Without skipping anything, print all of the data exactly.

===== Data supplied

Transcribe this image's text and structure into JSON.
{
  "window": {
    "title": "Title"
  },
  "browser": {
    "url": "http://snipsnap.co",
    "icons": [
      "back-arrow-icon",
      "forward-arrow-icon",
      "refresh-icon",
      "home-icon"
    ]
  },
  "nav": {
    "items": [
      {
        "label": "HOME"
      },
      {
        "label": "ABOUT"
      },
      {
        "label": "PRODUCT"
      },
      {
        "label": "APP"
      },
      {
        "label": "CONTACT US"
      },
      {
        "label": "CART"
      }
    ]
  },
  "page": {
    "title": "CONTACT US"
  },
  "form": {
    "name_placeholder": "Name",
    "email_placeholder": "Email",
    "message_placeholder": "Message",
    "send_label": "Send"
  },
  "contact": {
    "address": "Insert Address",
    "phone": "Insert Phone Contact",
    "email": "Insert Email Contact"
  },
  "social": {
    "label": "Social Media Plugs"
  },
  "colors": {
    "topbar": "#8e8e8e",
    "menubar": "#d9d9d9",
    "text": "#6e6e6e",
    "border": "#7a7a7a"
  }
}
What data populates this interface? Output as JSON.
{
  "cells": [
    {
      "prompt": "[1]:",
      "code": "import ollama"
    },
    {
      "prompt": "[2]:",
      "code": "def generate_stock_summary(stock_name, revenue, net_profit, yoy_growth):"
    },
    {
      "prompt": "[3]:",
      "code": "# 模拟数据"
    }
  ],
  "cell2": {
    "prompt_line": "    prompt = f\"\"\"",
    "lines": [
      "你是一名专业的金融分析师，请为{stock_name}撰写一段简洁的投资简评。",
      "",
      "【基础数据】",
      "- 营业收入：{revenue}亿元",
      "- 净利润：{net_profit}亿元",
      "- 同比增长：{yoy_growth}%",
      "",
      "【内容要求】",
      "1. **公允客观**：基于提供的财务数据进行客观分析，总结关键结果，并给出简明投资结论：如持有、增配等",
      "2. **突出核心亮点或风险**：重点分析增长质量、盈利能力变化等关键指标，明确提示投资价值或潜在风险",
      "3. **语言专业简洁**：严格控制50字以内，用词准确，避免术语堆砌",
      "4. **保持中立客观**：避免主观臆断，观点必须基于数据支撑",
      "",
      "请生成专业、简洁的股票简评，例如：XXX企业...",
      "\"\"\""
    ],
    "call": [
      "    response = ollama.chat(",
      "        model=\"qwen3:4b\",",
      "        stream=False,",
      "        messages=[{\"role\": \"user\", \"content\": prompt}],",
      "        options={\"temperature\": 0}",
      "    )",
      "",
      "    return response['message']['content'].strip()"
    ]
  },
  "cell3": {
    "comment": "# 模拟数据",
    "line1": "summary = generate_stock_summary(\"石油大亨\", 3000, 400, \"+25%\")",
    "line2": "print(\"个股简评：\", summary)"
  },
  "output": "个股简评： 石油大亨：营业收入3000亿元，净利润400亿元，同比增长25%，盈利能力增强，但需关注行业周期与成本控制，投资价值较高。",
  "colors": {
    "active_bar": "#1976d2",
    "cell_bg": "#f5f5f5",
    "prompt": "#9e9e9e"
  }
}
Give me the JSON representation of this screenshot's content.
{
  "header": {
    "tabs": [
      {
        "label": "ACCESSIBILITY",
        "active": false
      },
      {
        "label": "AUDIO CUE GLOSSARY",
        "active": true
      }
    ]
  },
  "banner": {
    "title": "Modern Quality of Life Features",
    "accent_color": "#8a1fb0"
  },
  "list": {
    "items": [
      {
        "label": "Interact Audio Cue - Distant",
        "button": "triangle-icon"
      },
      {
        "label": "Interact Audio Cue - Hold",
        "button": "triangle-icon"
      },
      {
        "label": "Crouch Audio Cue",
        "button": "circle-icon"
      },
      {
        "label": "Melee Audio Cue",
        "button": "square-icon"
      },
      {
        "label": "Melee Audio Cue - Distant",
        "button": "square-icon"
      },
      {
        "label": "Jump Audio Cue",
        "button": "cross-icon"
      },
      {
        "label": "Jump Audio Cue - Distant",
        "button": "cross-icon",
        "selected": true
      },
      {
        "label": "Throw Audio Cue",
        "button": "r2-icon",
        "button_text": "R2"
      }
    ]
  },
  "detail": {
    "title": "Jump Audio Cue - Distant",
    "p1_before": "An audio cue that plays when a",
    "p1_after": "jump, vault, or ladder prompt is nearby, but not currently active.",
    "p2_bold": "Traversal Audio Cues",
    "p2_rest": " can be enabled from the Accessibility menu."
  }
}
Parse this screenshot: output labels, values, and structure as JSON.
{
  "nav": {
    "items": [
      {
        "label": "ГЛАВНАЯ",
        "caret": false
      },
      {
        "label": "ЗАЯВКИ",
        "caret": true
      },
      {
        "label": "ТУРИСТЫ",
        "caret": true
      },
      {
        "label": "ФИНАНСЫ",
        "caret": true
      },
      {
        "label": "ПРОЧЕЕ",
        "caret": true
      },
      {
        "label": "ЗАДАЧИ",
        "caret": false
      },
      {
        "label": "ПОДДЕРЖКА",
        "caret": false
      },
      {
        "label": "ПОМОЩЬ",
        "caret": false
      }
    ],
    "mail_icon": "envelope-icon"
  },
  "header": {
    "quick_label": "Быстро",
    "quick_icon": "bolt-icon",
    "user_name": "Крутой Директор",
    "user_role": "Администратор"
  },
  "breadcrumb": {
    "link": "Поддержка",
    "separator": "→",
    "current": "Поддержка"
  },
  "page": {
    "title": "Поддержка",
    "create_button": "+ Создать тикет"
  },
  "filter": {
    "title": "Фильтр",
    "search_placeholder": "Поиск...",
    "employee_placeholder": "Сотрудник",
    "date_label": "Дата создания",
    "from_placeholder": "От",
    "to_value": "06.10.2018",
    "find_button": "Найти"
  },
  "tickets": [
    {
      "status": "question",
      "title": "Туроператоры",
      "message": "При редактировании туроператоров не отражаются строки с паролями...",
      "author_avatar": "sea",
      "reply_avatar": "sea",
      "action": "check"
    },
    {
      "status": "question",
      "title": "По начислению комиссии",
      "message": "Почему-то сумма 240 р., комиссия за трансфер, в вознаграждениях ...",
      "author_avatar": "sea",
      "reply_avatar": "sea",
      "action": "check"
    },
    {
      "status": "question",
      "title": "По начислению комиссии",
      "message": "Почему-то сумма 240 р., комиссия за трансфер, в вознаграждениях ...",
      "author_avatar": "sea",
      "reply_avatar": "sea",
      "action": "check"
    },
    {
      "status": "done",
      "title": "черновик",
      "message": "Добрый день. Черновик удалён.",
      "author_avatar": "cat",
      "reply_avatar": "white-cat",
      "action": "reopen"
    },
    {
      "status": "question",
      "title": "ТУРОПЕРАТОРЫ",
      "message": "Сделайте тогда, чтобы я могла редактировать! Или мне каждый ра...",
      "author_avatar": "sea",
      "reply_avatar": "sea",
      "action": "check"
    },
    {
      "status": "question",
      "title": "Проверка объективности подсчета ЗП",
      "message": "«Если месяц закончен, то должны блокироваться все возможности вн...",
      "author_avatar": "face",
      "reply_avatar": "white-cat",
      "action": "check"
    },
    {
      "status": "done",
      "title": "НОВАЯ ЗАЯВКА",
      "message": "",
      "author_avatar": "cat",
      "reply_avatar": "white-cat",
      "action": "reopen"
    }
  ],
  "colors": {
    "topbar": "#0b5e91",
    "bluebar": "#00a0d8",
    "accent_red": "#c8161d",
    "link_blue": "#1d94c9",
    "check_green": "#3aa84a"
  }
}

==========

### Final answer
Transcribe this image's text and structure into JSON.
{
  "window": {
    "title": "Title"
  },
  "browser": {
    "url": "http://snipsnap.co",
    "icons": [
      "back-arrow-icon",
      "forward-arrow-icon",
      "refresh-icon",
      "home-icon"
    ]
  },
  "nav": {
    "items": [
      {
        "label": "HOME"
      },
      {
        "label": "ABOUT"
      },
      {
        "label": "PRODUCT"
      },
      {
        "label": "APP"
      },
      {
        "label": "CONTACT US"
      },
      {
        "label": "CART"
      }
    ]
  },
  "page": {
    "title": "CONTACT US"
  },
  "form": {
    "name_placeholder": "Name",
    "email_placeholder": "Email",
    "message_placeholder": "Message",
    "send_label": "Send"
  },
  "contact": {
    "address": "Insert Address",
    "phone": "Insert Phone Contact",
    "email": "Insert Email Contact"
  },
  "social": {
    "label": "Social Media Plugs"
  },
  "colors": {
    "topbar": "#8e8e8e",
    "menubar": "#d9d9d9",
    "text": "#6e6e6e",
    "border": "#7a7a7a"
  }
}
What data populates this interface? Output as JSON.
{
  "cells": [
    {
      "prompt": "[1]:",
      "code": "import ollama"
    },
    {
      "prompt": "[2]:",
      "code": "def generate_stock_summary(stock_name, revenue, net_profit, yoy_growth):"
    },
    {
      "prompt": "[3]:",
      "code": "# 模拟数据"
    }
  ],
  "cell2": {
    "prompt_line": "    prompt = f\"\"\"",
    "lines": [
      "你是一名专业的金融分析师，请为{stock_name}撰写一段简洁的投资简评。",
      "",
      "【基础数据】",
      "- 营业收入：{revenue}亿元",
      "- 净利润：{net_profit}亿元",
      "- 同比增长：{yoy_growth}%",
      "",
      "【内容要求】",
      "1. **公允客观**：基于提供的财务数据进行客观分析，总结关键结果，并给出简明投资结论：如持有、增配等",
      "2. **突出核心亮点或风险**：重点分析增长质量、盈利能力变化等关键指标，明确提示投资价值或潜在风险",
      "3. **语言专业简洁**：严格控制50字以内，用词准确，避免术语堆砌",
      "4. **保持中立客观**：避免主观臆断，观点必须基于数据支撑",
      "",
      "请生成专业、简洁的股票简评，例如：XXX企业...",
      "\"\"\""
    ],
    "call": [
      "    response = ollama.chat(",
      "        model=\"qwen3:4b\",",
      "        stream=False,",
      "        messages=[{\"role\": \"user\", \"content\": prompt}],",
      "        options={\"temperature\": 0}",
      "    )",
      "",
      "    return response['message']['content'].strip()"
    ]
  },
  "cell3": {
    "comment": "# 模拟数据",
    "line1": "summary = generate_stock_summary(\"石油大亨\", 3000, 400, \"+25%\")",
    "line2": "print(\"个股简评：\", summary)"
  },
  "output": "个股简评： 石油大亨：营业收入3000亿元，净利润400亿元，同比增长25%，盈利能力增强，但需关注行业周期与成本控制，投资价值较高。",
  "colors": {
    "active_bar": "#1976d2",
    "cell_bg": "#f5f5f5",
    "prompt": "#9e9e9e"
  }
}
Give me the JSON representation of this screenshot's content.
{
  "header": {
    "tabs": [
      {
        "label": "ACCESSIBILITY",
        "active": false
      },
      {
        "label": "AUDIO CUE GLOSSARY",
        "active": true
      }
    ]
  },
  "banner": {
    "title": "Modern Quality of Life Features",
    "accent_color": "#8a1fb0"
  },
  "list": {
    "items": [
      {
        "label": "Interact Audio Cue - Distant",
        "button": "triangle-icon"
      },
      {
        "label": "Interact Audio Cue - Hold",
        "button": "triangle-icon"
      },
      {
        "label": "Crouch Audio Cue",
        "button": "circle-icon"
      },
      {
        "label": "Melee Audio Cue",
        "button": "square-icon"
      },
      {
        "label": "Melee Audio Cue - Distant",
        "button": "square-icon"
      },
      {
        "label": "Jump Audio Cue",
        "button": "cross-icon"
      },
      {
        "label": "Jump Audio Cue - Distant",
        "button": "cross-icon",
        "selected": true
      },
      {
        "label": "Throw Audio Cue",
        "button": "r2-icon",
        "button_text": "R2"
      }
    ]
  },
  "detail": {
    "title": "Jump Audio Cue - Distant",
    "p1_before": "An audio cue that plays when a",
    "p1_after": "jump, vault, or ladder prompt is nearby, but not currently active.",
    "p2_bold": "Traversal Audio Cues",
    "p2_rest": " can be enabled from the Accessibility menu."
  }
}
Parse this screenshot: output labels, values, and structure as JSON.
{
  "nav": {
    "items": [
      {
        "label": "ГЛАВНАЯ",
        "caret": false
      },
      {
        "label": "ЗАЯВКИ",
        "caret": true
      },
      {
        "label": "ТУРИСТЫ",
        "caret": true
      },
      {
        "label": "ФИНАНСЫ",
        "caret": true
      },
      {
        "label": "ПРОЧЕЕ",
        "caret": true
      },
      {
        "label": "ЗАДАЧИ",
        "caret": false
      },
      {
        "label": "ПОДДЕРЖКА",
        "caret": false
      },
      {
        "label": "ПОМОЩЬ",
        "caret": false
      }
    ],
    "mail_icon": "envelope-icon"
  },
  "header": {
    "quick_label": "Быстро",
    "quick_icon": "bolt-icon",
    "user_name": "Крутой Директор",
    "user_role": "Администратор"
  },
  "breadcrumb": {
    "link": "Поддержка",
    "separator": "→",
    "current": "Поддержка"
  },
  "page": {
    "title": "Поддержка",
    "create_button": "+ Создать тикет"
  },
  "filter": {
    "title": "Фильтр",
    "search_placeholder": "Поиск...",
    "employee_placeholder": "Сотрудник",
    "date_label": "Дата создания",
    "from_placeholder": "От",
    "to_value": "06.10.2018",
    "find_button": "Найти"
  },
  "tickets": [
    {
      "status": "question",
      "title": "Туроператоры",
      "message": "При редактировании туроператоров не отражаются строки с паролями...",
      "author_avatar": "sea",
      "reply_avatar": "sea",
      "action": "check"
    },
    {
      "status": "question",
      "title": "По начислению комиссии",
      "message": "Почему-то сумма 240 р., комиссия за трансфер, в вознаграждениях ...",
      "author_avatar": "sea",
      "reply_avatar": "sea",
      "action": "check"
    },
    {
      "status": "question",
      "title": "По начислению комиссии",
      "message": "Почему-то сумма 240 р., комиссия за трансфер, в вознаграждениях ...",
      "author_avatar": "sea",
      "reply_avatar": "sea",
      "action": "check"
    },
    {
      "status": "done",
      "title": "черновик",
      "message": "Добрый день. Черновик удалён.",
      "author_avatar": "cat",
      "reply_avatar": "white-cat",
      "action": "reopen"
    },
    {
      "status": "question",
      "title": "ТУРОПЕРАТОРЫ",
      "message": "Сделайте тогда, чтобы я могла редактировать! Или мне каждый ра...",
      "author_avatar": "sea",
      "reply_avatar": "sea",
      "action": "check"
    },
    {
      "status": "question",
      "title": "Проверка объективности подсчета ЗП",
      "message": "«Если месяц закончен, то должны блокироваться все возможности вн...",
      "author_avatar": "face",
      "reply_avatar": "white-cat",
      "action": "check"
    },
    {
      "status": "done",
      "title": "НОВАЯ ЗАЯВКА",
      "message": "",
      "author_avatar": "cat",
      "reply_avatar": "white-cat",
      "action": "reopen"
    }
  ],
  "colors": {
    "topbar": "#0b5e91",
    "bluebar": "#00a0d8",
    "accent_red": "#c8161d",
    "link_blue": "#1d94c9",
    "check_green": "#3aa84a"
  }
}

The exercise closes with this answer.